I had the decoy's face facing into the wind (probably a bad move), about 20 yards from my blind that was tucked into the tall CRP. I was ready for the evening hunt. I had some does come out and look across the field at the buck decoy, but obviously, they weren't interested. I had a sweet encounter with a young 3-year-old buck that was about 130" as he came right to the decoy from my left. I thought, "man, if I could get a stud to come in like that, it'd be something!" The night went on. A couple more does came into the corn, and they went north which was to my right feeding. It was getting close to last light, about 5-10 minutes left, and I saw this dark object appear on the field edge to my 10 o'clock. There he stood. A shooter... 150-160" buck. This was a quality buck for this area, so I was going to shoot him. Well, he didn't come in. I was pissed. The minutes are slowly passing, and with each one past, I knew I didn't have much time left. It was getting dark in the blind. The buck went straight north, perpendicular to my view facing right into the side of the creek bottom across the field. He disappeared just over a slope in the corn. I thought, "shoot! He won't be back..." BOOM. There he was. He's coming at the decoy. He was downwind. It was a south wind that day, so he circled downwind to come to the decoy catching his scent. I drew back, just enough light to see my 20, 30, 40 yard pin. I used my bow-mounted rangefinder (Leupold Vendetta) and it read 30. I put my 30yd pin on him, squeezed, and released. I heard a thwack! Yes!! Got heeeeem! He ran like he was hit, straight line, back to the woods. It got dark. I went to get my arrow, couldn't find the sucker. No blood. My buddies came over to help, and one of them found my arrow. Lighted nock was off. No blood on the arrow. I realized what had happened... The ranger finder ranged a corn stalk under his belly at 30, but the buck was at 20. I just shot under him. No hair. No tissue. Just air. AIR BALL! I was upset. Yet, that was my first time using a decoy and have it produce a shot.
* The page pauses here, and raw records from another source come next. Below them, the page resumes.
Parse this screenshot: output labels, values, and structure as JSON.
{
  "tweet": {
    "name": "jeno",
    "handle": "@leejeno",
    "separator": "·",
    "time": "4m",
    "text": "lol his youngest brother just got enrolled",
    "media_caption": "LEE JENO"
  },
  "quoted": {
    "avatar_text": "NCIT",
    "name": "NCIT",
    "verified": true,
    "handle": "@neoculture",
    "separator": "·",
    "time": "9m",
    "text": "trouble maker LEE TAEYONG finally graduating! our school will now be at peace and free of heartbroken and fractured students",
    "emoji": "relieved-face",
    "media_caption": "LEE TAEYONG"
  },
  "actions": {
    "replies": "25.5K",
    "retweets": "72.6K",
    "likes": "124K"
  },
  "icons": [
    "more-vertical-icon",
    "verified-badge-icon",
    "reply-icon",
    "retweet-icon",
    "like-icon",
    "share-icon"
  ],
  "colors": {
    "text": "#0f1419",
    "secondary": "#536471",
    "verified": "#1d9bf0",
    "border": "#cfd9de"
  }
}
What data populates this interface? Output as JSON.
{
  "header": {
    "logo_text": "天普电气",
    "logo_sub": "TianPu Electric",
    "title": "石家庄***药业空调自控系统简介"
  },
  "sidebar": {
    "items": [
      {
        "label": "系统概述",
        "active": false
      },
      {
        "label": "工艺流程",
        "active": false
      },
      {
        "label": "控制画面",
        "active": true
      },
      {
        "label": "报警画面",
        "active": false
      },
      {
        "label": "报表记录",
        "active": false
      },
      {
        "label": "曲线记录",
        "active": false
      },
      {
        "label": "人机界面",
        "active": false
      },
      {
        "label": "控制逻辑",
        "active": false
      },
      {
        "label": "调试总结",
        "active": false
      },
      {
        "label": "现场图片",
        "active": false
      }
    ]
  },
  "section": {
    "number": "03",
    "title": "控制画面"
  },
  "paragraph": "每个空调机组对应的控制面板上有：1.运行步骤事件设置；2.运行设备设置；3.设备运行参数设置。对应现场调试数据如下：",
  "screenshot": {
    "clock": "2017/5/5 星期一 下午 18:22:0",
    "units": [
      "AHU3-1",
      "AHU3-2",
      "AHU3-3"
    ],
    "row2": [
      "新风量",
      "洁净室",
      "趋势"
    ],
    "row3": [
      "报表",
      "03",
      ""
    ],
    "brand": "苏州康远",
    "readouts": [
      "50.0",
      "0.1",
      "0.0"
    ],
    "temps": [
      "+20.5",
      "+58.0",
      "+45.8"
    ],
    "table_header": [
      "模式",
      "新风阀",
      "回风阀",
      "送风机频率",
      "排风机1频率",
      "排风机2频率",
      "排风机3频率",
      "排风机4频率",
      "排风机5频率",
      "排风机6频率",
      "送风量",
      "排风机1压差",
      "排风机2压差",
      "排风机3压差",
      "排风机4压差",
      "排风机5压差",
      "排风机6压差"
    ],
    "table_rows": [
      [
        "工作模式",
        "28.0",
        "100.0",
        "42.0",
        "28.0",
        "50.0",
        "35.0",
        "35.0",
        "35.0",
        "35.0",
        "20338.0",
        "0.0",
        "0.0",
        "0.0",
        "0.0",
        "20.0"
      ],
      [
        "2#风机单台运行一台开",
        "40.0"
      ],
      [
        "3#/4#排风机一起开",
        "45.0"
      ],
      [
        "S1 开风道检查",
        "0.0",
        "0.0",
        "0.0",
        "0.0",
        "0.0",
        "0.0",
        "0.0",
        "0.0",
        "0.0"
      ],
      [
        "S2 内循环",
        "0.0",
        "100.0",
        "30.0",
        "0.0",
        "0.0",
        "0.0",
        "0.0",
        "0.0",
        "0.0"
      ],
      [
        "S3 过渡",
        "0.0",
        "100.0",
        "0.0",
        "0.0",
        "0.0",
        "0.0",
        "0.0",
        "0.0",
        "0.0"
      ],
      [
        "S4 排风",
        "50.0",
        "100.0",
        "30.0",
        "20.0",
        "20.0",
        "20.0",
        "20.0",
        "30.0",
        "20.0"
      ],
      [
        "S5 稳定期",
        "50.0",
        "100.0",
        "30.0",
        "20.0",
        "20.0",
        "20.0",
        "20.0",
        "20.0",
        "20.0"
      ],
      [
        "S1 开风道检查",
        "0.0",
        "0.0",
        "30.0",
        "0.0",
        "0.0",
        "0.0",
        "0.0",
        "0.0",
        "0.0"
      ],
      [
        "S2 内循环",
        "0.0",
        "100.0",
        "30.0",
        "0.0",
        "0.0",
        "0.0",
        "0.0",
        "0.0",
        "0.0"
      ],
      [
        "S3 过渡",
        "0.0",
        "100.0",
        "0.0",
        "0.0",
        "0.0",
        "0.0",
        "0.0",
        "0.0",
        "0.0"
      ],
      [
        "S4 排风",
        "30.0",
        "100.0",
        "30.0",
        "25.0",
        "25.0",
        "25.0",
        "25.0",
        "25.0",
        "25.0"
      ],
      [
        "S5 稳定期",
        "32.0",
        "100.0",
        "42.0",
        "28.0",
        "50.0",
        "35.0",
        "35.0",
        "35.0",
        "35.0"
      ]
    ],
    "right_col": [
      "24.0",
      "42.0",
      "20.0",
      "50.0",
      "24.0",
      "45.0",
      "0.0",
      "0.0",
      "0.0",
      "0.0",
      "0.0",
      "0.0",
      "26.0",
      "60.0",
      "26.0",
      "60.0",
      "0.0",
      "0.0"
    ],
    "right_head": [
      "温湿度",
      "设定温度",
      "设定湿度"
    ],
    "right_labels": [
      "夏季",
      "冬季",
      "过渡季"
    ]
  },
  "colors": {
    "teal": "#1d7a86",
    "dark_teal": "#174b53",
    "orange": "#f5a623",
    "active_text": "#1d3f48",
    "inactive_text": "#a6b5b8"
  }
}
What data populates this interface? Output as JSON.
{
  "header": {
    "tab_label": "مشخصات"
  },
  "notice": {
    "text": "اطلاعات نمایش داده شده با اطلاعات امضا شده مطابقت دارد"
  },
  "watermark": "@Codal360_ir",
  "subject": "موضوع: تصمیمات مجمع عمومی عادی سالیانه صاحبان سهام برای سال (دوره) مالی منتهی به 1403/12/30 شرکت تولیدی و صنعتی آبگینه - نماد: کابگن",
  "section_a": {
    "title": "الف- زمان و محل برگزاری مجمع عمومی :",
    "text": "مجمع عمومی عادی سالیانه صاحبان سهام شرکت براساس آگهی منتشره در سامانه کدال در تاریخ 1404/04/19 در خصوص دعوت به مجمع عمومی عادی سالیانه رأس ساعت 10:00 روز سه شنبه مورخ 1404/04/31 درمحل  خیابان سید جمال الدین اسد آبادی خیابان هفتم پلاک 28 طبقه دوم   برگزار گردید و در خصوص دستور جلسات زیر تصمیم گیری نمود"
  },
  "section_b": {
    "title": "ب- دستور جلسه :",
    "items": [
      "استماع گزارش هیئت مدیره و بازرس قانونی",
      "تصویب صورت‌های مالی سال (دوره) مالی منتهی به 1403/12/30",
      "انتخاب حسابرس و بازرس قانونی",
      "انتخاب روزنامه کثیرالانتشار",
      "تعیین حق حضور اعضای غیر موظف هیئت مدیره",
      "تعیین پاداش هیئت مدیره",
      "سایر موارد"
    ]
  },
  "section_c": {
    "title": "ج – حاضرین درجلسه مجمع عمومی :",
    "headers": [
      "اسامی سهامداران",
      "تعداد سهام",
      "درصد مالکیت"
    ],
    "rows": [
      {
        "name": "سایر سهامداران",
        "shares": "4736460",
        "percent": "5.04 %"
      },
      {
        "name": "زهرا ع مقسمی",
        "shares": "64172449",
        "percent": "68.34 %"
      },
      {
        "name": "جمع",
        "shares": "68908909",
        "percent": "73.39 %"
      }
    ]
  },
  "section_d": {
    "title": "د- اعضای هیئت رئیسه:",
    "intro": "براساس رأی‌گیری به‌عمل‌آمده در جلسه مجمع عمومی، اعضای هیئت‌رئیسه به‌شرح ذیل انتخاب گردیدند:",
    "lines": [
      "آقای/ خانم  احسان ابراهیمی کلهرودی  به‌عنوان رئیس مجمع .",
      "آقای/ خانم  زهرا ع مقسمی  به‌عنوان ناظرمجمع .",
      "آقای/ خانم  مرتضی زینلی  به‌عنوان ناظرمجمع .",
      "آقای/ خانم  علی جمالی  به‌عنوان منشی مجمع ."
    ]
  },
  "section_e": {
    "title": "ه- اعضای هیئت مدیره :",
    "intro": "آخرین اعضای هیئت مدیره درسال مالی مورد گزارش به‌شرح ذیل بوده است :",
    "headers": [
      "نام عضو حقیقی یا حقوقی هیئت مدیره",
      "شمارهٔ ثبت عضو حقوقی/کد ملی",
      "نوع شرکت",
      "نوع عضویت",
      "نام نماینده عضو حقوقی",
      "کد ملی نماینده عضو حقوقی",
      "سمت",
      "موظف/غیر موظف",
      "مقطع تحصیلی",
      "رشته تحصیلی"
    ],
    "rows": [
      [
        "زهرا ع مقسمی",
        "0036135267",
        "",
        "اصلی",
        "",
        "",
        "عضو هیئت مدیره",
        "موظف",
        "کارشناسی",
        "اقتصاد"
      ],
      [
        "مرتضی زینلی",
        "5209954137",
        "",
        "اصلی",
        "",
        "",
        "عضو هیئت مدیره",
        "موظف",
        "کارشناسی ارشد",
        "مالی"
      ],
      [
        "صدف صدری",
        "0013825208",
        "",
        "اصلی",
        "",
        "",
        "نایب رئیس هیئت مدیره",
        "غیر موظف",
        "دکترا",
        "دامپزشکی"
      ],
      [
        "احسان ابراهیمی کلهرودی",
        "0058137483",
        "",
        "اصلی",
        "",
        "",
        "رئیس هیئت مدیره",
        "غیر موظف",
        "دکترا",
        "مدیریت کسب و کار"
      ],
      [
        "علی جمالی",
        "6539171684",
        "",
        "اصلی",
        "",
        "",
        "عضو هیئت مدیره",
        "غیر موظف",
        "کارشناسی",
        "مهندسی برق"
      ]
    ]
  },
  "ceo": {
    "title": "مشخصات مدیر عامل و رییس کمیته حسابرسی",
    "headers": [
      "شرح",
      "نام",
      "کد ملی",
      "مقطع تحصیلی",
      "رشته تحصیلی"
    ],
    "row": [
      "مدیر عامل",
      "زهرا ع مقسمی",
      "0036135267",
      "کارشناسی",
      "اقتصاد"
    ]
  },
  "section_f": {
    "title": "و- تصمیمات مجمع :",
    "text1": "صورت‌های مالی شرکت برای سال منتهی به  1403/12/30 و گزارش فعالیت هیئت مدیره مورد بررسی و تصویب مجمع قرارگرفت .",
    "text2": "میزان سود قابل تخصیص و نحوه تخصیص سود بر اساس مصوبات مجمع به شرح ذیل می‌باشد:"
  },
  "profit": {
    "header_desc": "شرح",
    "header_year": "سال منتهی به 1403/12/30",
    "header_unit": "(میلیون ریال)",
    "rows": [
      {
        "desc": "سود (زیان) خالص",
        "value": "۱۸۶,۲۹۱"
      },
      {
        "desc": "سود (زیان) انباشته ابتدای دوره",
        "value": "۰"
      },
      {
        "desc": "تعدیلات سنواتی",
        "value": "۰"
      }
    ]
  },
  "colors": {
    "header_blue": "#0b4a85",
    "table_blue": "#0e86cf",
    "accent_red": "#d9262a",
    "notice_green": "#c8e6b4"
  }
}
What I could have done differently was turn the buck around 180* to face the opposite way. Knowing which direction the deer should come from when he first sees the decoy is a big plus. Then, with the wind direction known, angle the buck to be facing downwind. This will make things get interesting. I like the decoy to be close at 20 yards because if a buck stops suspiciously at 10-20 yards away, you still have a shot at 30 or 40 yards. Leave your decoy outside at the farm in a bag. Spray it down weeks before, spray it down as often as you can. Then, spray it down once you have it setup. No, don't use any scent on it. No scent is better than the wrong scent. I've busted deer out with a decoy having a scent they didn't like... Code Blue, Tinks, etc. If I were using a doe decoy, I would use special golden estrus lightly. That's the only stuff that I have seen work here on our farms.

Placing a decoy is more complicated, as I mentioned earlier. You must be in the right setup for it. Open areas are a must, where a buck will see it from a ways off. Do not put it in an area that will have too many deer. That would equal too many eyes and too many chances to have a deer call it out as a poser. Some people put decoys in pinch points or funnels that are just too wide to cover with a bow, so they try and get the buck directed into range with the decoy. I've never tried that, but it could work. Yet, that's where I expect does to be as well with bucks behind in tow. I don't want to spook a doe out of there. So, I think food sources are the ticket: cut corn, standing beans, freshly cut beans, brassica or clover plots, etc. Not every setup is worthy of a decoy strategy, but sometimes it is a must. Each stand/blind setup is uniquely special for such. When in doubt, flip a coin to try it or not. See what happens.

If you're hunting with me in 2020, and want to have access to one of the 2-4 decoy setups, let me know. It could get really interesting in a good way!

53 views0 comments